When taking a top down approach, always involve faculty in decision-making and communication of goals and process. Where can you get a better, already paid for, group of consultants?
First set the goal. If the University of Kansas wishes to move into the top twenty-five public universities for example, it must understand what it takes to get there and define the productivity measures that best fit the goal. Arguably, the top biomedical research universities are defined by NIH award ranking. Therefore, the best measure of productivity is the amount NIH awards to an institution through its granting programs. Accordingly, all productivity should be directed to the goal of achieving NIH funding.
The rationale for using NIH awards as the sole productivity measure includes the simplicity of having one clearly understood outcome. NIH funding is generally accepted as the "gold standard" of quality and the measure used by most major ranking authorities. Further, no matter what the measures used for research productivity, they all flow towards the NIH award. For example, there are strong associations with other markers of research productivity such as alternative funding, publications and markers of national recognition. Thus, total NIH award is a compound or global index that reduces complexity of measurements. As a marker of new knowledge, it also correlates with clinical excellence by enabling the acquisition of cutting-edge scientific information to enhance clinical practice. In and of itself, it is also a marker of research infrastructure growth through the indirect cost mechanism. Since the ranking of medical establishments by NSF (the National Science Foundation) using NIH funding is very similar to their ranking by the popular magazine U.S. News and World Report, the public audience that we must engage for approval of research funding may have a closer understanding of this measure than more complex academic measures of productivity.
Implementing the Process
Each school in the health center should be given a separate mandate to increase NIH funding as its foremost goal. Each should complete a strategic research plan for a five to seven year period. Realistic dollar award targets must be set, knowing also that movement up the ranks by institutions competing for the same fund pool demands planning, not to just keep pace but to move ahead. Individual departments or centers must buy in to the mandate that NIH awards are the ultimate measure of productivity. The departments/centers should be structured to provide an appropriate balance of activities that should support the overall values of the school, emphasizing integration and collaboration. For example, a clinical department might be designated to focus on clinical care, which will assist the school in its research agenda through the residual income it generates. Promotions and Tenure Committee policies and procedures must take into account the essential value that an individual faculty member brings to the research mission of the school when not engaged directly in research, but rather in clinical, educational and service activities.

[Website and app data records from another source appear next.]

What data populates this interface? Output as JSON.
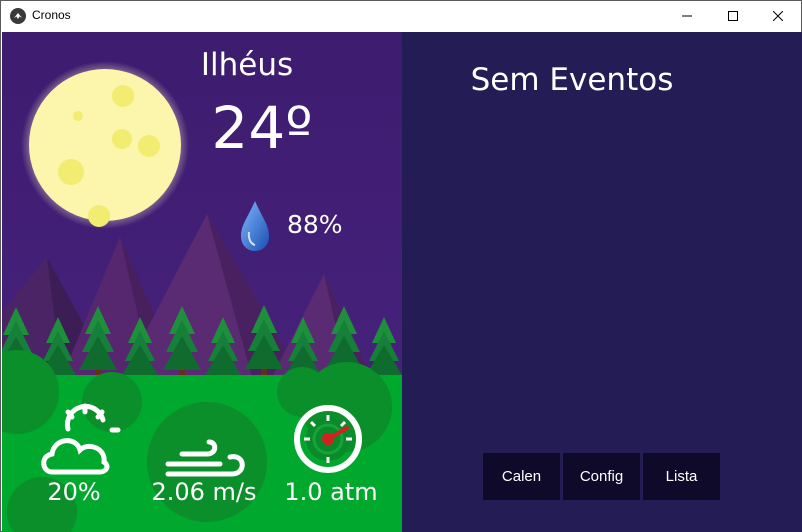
{
  "window": {
    "title": "Cronos",
    "app_icon": "kivy-logo-icon",
    "controls": [
      "minimize-icon",
      "maximize-icon",
      "close-icon"
    ]
  },
  "weather": {
    "city": "Ilhéus",
    "temperature": "24º",
    "humidity": "88%",
    "cloudiness": "20%",
    "wind_speed": "2.06 m/s",
    "pressure": "1.0 atm",
    "icons": [
      "moon-icon",
      "raindrop-icon",
      "partly-cloudy-icon",
      "wind-icon",
      "gauge-icon"
    ]
  },
  "events": {
    "status": "Sem Eventos"
  },
  "buttons": {
    "calendar": "Calen",
    "config": "Config",
    "list": "Lista"
  },
  "colors": {
    "sky": "#3b1d6b",
    "ground": "#00a82d",
    "panel": "#241c55",
    "button": "#0f0a2a",
    "moon": "#fbf6ab"
  }
}
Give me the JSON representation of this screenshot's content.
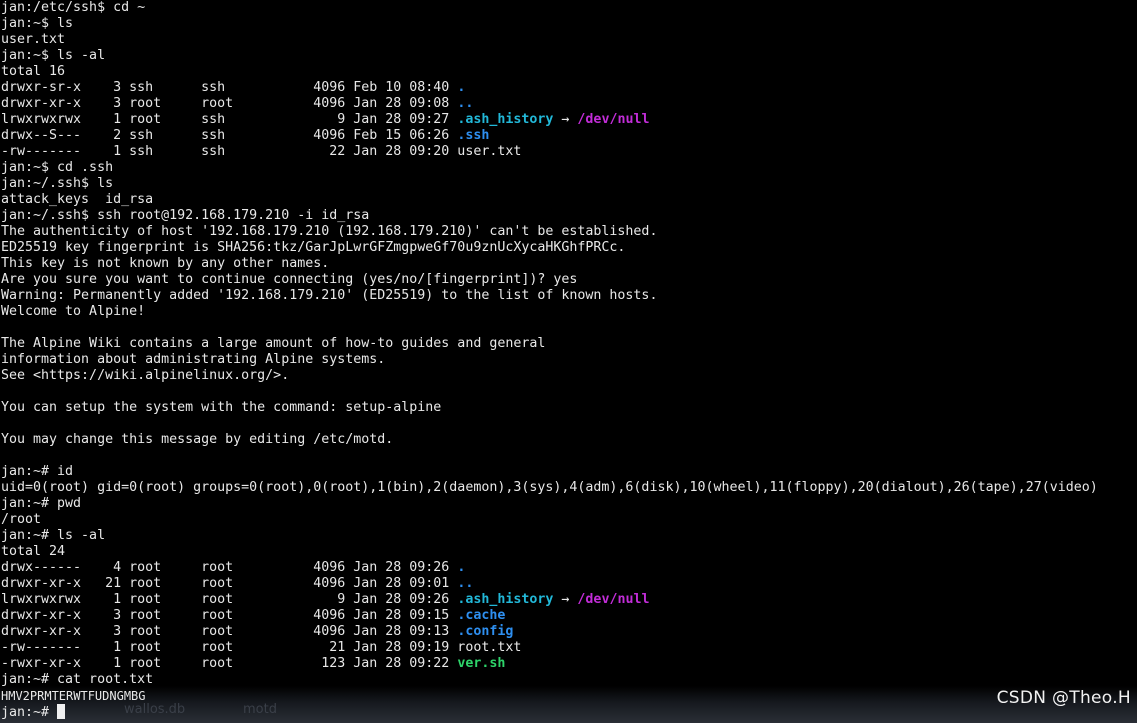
{
  "colors": {
    "background": "#000000",
    "text": "#e8e8e8",
    "directory": "#2e8ff0",
    "symlink": "#22b8d8",
    "symlink_target": "#c22dd8",
    "executable": "#2ed46a"
  },
  "terminal": {
    "lines": [
      [
        {
          "t": "jan:/etc/ssh$ cd ~"
        }
      ],
      [
        {
          "t": "jan:~$ ls"
        }
      ],
      [
        {
          "t": "user.txt"
        }
      ],
      [
        {
          "t": "jan:~$ ls -al"
        }
      ],
      [
        {
          "t": "total 16"
        }
      ],
      [
        {
          "t": "drwxr-sr-x    3 ssh      ssh           4096 Feb 10 08:40 "
        },
        {
          "t": ".",
          "c": "blue"
        }
      ],
      [
        {
          "t": "drwxr-xr-x    3 root     root          4096 Jan 28 09:08 "
        },
        {
          "t": "..",
          "c": "blue"
        }
      ],
      [
        {
          "t": "lrwxrwxrwx    1 root     ssh              9 Jan 28 09:27 "
        },
        {
          "t": ".ash_history",
          "c": "cyan"
        },
        {
          "t": " → "
        },
        {
          "t": "/dev/null",
          "c": "purple"
        }
      ],
      [
        {
          "t": "drwx--S---    2 ssh      ssh           4096 Feb 15 06:26 "
        },
        {
          "t": ".ssh",
          "c": "blue"
        }
      ],
      [
        {
          "t": "-rw-------    1 ssh      ssh             22 Jan 28 09:20 user.txt"
        }
      ],
      [
        {
          "t": "jan:~$ cd .ssh"
        }
      ],
      [
        {
          "t": "jan:~/.ssh$ ls"
        }
      ],
      [
        {
          "t": "attack_keys  id_rsa"
        }
      ],
      [
        {
          "t": "jan:~/.ssh$ ssh root@192.168.179.210 -i id_rsa"
        }
      ],
      [
        {
          "t": "The authenticity of host '192.168.179.210 (192.168.179.210)' can't be established."
        }
      ],
      [
        {
          "t": "ED25519 key fingerprint is SHA256:tkz/GarJpLwrGFZmgpweGf70u9znUcXycaHKGhfPRCc."
        }
      ],
      [
        {
          "t": "This key is not known by any other names."
        }
      ],
      [
        {
          "t": "Are you sure you want to continue connecting (yes/no/[fingerprint])? yes"
        }
      ],
      [
        {
          "t": "Warning: Permanently added '192.168.179.210' (ED25519) to the list of known hosts."
        }
      ],
      [
        {
          "t": "Welcome to Alpine!"
        }
      ],
      [
        {
          "t": ""
        }
      ],
      [
        {
          "t": "The Alpine Wiki contains a large amount of how-to guides and general"
        }
      ],
      [
        {
          "t": "information about administrating Alpine systems."
        }
      ],
      [
        {
          "t": "See <https://wiki.alpinelinux.org/>."
        }
      ],
      [
        {
          "t": ""
        }
      ],
      [
        {
          "t": "You can setup the system with the command: setup-alpine"
        }
      ],
      [
        {
          "t": ""
        }
      ],
      [
        {
          "t": "You may change this message by editing /etc/motd."
        }
      ],
      [
        {
          "t": ""
        }
      ],
      [
        {
          "t": "jan:~# id"
        }
      ],
      [
        {
          "t": "uid=0(root) gid=0(root) groups=0(root),0(root),1(bin),2(daemon),3(sys),4(adm),6(disk),10(wheel),11(floppy),20(dialout),26(tape),27(video)"
        }
      ],
      [
        {
          "t": "jan:~# pwd"
        }
      ],
      [
        {
          "t": "/root"
        }
      ],
      [
        {
          "t": "jan:~# ls -al"
        }
      ],
      [
        {
          "t": "total 24"
        }
      ],
      [
        {
          "t": "drwx------    4 root     root          4096 Jan 28 09:26 "
        },
        {
          "t": ".",
          "c": "blue"
        }
      ],
      [
        {
          "t": "drwxr-xr-x   21 root     root          4096 Jan 28 09:01 "
        },
        {
          "t": "..",
          "c": "blue"
        }
      ],
      [
        {
          "t": "lrwxrwxrwx    1 root     root             9 Jan 28 09:26 "
        },
        {
          "t": ".ash_history",
          "c": "cyan"
        },
        {
          "t": " → "
        },
        {
          "t": "/dev/null",
          "c": "purple"
        }
      ],
      [
        {
          "t": "drwxr-xr-x    3 root     root          4096 Jan 28 09:15 "
        },
        {
          "t": ".cache",
          "c": "blue"
        }
      ],
      [
        {
          "t": "drwxr-xr-x    3 root     root          4096 Jan 28 09:13 "
        },
        {
          "t": ".config",
          "c": "blue"
        }
      ],
      [
        {
          "t": "-rw-------    1 root     root            21 Jan 28 09:19 root.txt"
        }
      ],
      [
        {
          "t": "-rwxr-xr-x    1 root     root           123 Jan 28 09:22 "
        },
        {
          "t": "ver.sh",
          "c": "green"
        }
      ],
      [
        {
          "t": "jan:~# cat root.txt"
        }
      ],
      [
        {
          "t": "HMV2PRMTERWTFUDNGMBG",
          "c": "small"
        }
      ],
      [
        {
          "t": "jan:~# "
        }
      ]
    ],
    "prompt_cursor": true
  },
  "desktop": {
    "background_labels": [
      "wallos.db",
      "motd"
    ]
  },
  "watermark": "CSDN @Theo.H"
}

The research strategy is accomplished at the level of department/center. The Chair/Director must be given autonomy in setting up and maintaining the process. The value of every faculty member must be recognized as contributing to research. Roles and responsibilities must be clearly defined for each individual, with the prime understanding of the contribution to overall research productivity. Accordingly, all incentive programs should be directed to the department faculty as a team.
Administrators who set the goals, generate strategic plans and oversee the process must be held accountable, using NIH awards as the productivity measure of programs in their area of responsibility.

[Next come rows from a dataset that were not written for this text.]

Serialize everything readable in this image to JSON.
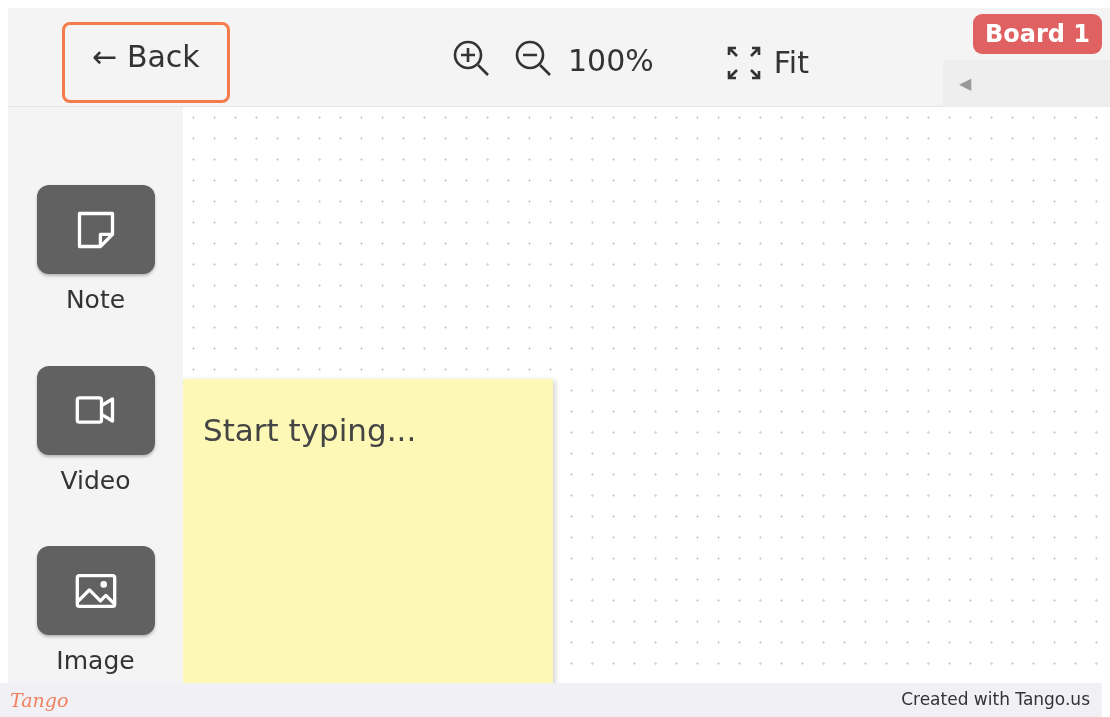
{
  "toolbar": {
    "back": "← Back",
    "zoom_level": "100%",
    "fit": "Fit",
    "board": "Board 1",
    "collapse": "◀"
  },
  "tools": [
    {
      "kind": "note",
      "label": "Note"
    },
    {
      "kind": "video",
      "label": "Video"
    },
    {
      "kind": "image",
      "label": "Image"
    }
  ],
  "sticky_note": {
    "placeholder": "Start typing..."
  },
  "footer": {
    "logo": "Tango",
    "credit": "Created with Tango.us"
  }
}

The use of a productivity index must not be confused with the goals and values of the institution. Such an index is simply a chosen measure of how the mission of the institution is best monitored. A mission of scholarship and balance in clinical care, education and service for example, is not directly articulated by such an index. A productivity index is part of process, although it should reflect how well philosophy, mission and policy are accomplished.

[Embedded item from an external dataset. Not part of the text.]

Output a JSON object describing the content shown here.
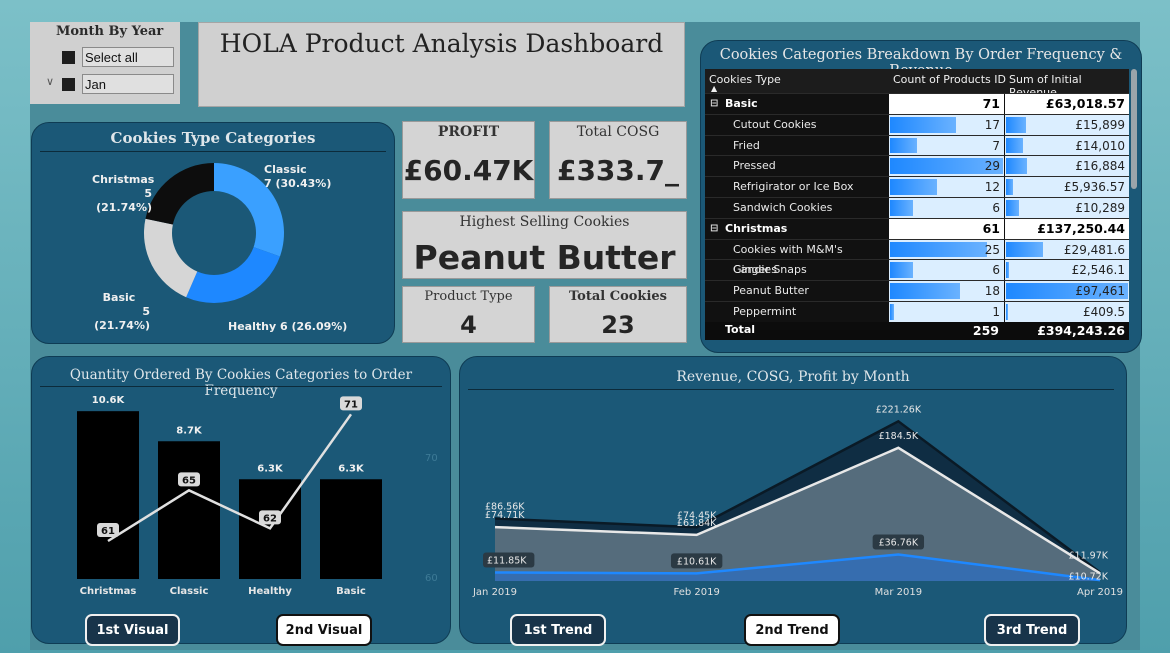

Vice Chancellor Barnhill, in an address to the conference on productivity measures, expressed his preference to replace the attitude of "only the paranoid survive" with "only the flexible thrive," to which in turn I would add "with a like-minded inflexible goal." If one goal of the institution becomes achieving top university status, and this is equated with NIH award ranking, the level of NIH funding received would seem a logical comprehensive measure of research productivity.